The word here for "foundations" is not the usual word for, say, a building foundation. Used rarely, a better translation of this word would be "purpose," or "basis." The fear expressed is not that the foundations of our faith might be undermined, but that we might lose our sense of purpose.
In the context of the psalm, David was in danger of becoming demoralized by the pressures of wicked desires and evil ambitions all around him, and Christians surely have the same problem today. Why should we try to maintain high standards of doctrinal integrity and moral purity when the people around us -- even most Christians -- seem to be occupied mostly with materialistic ambition and pursuit of pleasure? If we allow the devil to undermine the very purposes God has for our lives, wandering away from His will in favor of some temporal interest, then why even continue with a pretense of Christian living?
David's solution was simply to remind himself that "The Lord is in His holy temple, the Lord's throne is in heaven: His eyes behold, His eyelids try, the children of men" (v.4). He may allow the righteous to be tried for a season, but we must not forget that "the righteous Lord loveth righteousness" (v.7), and that "the wicked and him that loveth violence His soul hateth" (v.5).

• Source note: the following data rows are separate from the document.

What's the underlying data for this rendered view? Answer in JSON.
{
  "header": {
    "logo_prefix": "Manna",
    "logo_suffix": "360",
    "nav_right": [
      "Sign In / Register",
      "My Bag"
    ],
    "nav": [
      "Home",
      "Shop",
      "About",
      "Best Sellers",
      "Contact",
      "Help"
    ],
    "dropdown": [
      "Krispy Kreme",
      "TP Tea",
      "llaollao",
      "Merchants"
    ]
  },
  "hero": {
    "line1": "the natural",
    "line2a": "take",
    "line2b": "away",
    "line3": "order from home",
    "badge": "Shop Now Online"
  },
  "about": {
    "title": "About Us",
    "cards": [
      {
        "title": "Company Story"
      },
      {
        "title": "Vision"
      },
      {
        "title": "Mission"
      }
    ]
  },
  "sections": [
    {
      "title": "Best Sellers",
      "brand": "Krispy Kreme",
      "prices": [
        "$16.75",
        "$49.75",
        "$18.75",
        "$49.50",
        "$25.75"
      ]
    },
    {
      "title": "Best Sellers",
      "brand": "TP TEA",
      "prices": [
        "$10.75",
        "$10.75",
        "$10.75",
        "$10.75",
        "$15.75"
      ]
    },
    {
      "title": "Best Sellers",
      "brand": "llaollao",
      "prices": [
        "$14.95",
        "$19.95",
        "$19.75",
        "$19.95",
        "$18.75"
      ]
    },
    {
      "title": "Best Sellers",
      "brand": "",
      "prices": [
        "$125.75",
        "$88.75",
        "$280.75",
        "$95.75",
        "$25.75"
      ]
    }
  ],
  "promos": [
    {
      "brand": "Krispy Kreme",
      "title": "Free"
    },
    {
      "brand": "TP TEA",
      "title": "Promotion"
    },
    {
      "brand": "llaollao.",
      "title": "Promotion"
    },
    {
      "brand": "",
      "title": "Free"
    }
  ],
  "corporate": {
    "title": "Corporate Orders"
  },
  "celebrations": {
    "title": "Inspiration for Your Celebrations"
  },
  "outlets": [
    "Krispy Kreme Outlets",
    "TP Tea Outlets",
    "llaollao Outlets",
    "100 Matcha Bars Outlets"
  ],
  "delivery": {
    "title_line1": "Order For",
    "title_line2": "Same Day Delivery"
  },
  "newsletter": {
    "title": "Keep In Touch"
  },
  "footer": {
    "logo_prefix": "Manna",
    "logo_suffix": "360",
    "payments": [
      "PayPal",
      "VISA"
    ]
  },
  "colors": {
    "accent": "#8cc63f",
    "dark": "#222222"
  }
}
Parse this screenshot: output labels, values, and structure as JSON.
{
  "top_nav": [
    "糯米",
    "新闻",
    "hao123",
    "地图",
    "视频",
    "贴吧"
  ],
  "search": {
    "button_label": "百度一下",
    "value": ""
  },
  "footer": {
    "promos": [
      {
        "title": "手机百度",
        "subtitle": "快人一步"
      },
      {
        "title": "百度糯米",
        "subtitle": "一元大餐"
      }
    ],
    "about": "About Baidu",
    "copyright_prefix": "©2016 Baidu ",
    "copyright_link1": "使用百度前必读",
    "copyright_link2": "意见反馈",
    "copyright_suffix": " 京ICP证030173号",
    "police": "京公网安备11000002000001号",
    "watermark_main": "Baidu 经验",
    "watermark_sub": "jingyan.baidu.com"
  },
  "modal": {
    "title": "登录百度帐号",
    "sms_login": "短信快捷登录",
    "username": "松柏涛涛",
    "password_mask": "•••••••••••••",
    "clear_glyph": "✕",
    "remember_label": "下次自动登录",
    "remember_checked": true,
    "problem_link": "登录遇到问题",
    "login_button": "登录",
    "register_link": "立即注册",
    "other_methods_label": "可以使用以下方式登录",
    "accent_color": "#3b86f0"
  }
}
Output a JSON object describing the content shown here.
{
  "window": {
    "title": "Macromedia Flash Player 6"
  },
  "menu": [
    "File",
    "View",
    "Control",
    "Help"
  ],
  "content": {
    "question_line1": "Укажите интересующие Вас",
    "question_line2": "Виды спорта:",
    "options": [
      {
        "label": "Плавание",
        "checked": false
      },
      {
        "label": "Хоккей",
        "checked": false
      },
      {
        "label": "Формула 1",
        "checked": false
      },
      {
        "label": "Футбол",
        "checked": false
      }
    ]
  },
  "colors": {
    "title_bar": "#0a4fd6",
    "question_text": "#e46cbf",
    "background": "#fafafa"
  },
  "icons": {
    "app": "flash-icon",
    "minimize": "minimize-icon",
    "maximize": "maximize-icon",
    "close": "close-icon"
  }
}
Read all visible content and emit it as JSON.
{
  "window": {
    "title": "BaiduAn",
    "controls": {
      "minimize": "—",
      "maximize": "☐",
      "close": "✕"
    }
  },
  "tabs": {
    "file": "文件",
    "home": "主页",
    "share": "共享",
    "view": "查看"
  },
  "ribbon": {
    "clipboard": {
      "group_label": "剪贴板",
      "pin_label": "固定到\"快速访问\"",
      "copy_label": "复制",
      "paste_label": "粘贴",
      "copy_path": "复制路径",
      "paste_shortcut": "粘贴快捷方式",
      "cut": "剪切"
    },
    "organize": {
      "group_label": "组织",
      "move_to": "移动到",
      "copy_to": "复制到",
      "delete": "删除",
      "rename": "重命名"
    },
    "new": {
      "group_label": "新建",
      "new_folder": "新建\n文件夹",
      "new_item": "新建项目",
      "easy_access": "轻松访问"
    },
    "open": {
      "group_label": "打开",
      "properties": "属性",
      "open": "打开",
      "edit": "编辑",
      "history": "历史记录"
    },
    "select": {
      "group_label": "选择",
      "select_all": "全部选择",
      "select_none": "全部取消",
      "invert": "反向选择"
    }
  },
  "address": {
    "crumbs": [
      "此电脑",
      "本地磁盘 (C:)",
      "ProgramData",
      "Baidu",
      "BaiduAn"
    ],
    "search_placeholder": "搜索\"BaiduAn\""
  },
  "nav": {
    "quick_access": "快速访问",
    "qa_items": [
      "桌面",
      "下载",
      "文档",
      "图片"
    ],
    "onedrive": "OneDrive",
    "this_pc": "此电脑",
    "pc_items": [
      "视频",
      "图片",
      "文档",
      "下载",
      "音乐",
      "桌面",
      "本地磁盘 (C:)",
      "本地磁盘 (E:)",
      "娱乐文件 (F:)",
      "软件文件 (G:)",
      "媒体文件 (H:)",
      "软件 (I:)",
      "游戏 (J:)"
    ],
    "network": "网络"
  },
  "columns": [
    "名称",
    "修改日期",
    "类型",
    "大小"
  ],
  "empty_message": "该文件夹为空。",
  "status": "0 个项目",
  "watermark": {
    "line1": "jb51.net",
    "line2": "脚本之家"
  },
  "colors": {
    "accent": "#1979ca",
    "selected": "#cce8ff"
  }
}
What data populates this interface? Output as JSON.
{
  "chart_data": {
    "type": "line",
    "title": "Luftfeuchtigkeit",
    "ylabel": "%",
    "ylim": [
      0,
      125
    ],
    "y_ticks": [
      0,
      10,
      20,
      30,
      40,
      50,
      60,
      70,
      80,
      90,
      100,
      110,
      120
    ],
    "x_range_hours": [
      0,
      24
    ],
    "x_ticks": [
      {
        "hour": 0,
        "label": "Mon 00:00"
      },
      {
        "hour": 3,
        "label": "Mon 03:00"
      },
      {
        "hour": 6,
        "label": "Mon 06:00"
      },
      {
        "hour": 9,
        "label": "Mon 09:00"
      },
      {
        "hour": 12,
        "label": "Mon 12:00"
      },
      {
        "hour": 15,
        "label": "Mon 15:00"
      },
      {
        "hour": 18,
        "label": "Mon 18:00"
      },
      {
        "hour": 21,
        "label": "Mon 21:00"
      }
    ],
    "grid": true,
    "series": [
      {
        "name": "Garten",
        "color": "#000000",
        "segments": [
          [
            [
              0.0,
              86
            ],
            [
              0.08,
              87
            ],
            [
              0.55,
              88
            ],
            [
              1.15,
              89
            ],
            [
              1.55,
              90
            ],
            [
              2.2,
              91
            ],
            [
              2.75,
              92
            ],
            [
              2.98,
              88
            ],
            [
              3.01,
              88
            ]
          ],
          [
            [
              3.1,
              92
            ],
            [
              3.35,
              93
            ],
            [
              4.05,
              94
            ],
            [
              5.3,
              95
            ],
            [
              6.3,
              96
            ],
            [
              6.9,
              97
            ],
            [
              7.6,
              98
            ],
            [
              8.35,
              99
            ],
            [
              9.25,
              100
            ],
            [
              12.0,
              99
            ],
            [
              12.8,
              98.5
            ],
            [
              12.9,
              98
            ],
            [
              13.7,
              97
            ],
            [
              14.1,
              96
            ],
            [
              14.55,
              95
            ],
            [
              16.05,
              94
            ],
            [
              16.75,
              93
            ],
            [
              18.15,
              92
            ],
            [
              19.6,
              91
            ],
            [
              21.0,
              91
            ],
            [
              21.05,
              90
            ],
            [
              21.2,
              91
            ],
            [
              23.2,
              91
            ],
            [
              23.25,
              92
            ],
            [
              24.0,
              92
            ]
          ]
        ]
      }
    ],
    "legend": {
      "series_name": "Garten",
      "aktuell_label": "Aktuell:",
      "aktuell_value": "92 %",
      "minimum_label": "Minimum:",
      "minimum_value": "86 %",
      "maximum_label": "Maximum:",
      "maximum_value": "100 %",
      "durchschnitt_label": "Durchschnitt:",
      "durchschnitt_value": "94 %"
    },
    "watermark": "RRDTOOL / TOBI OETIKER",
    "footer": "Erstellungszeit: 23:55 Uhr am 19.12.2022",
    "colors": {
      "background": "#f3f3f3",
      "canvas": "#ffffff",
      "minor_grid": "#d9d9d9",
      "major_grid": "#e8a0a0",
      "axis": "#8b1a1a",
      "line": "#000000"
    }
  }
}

When we are tempted to wonder whether it is really worth all the effort, and when our very foundation and purpose for living seems to be crumbling, we should remember that our God is Creator, Sustainer, and Judge of all -- that He still is on His throne, and that we who belong to Him have been "predestinated according to the purpose of Him who worketh all things after the counsel of His own will" (Ephesians 1:11). HMM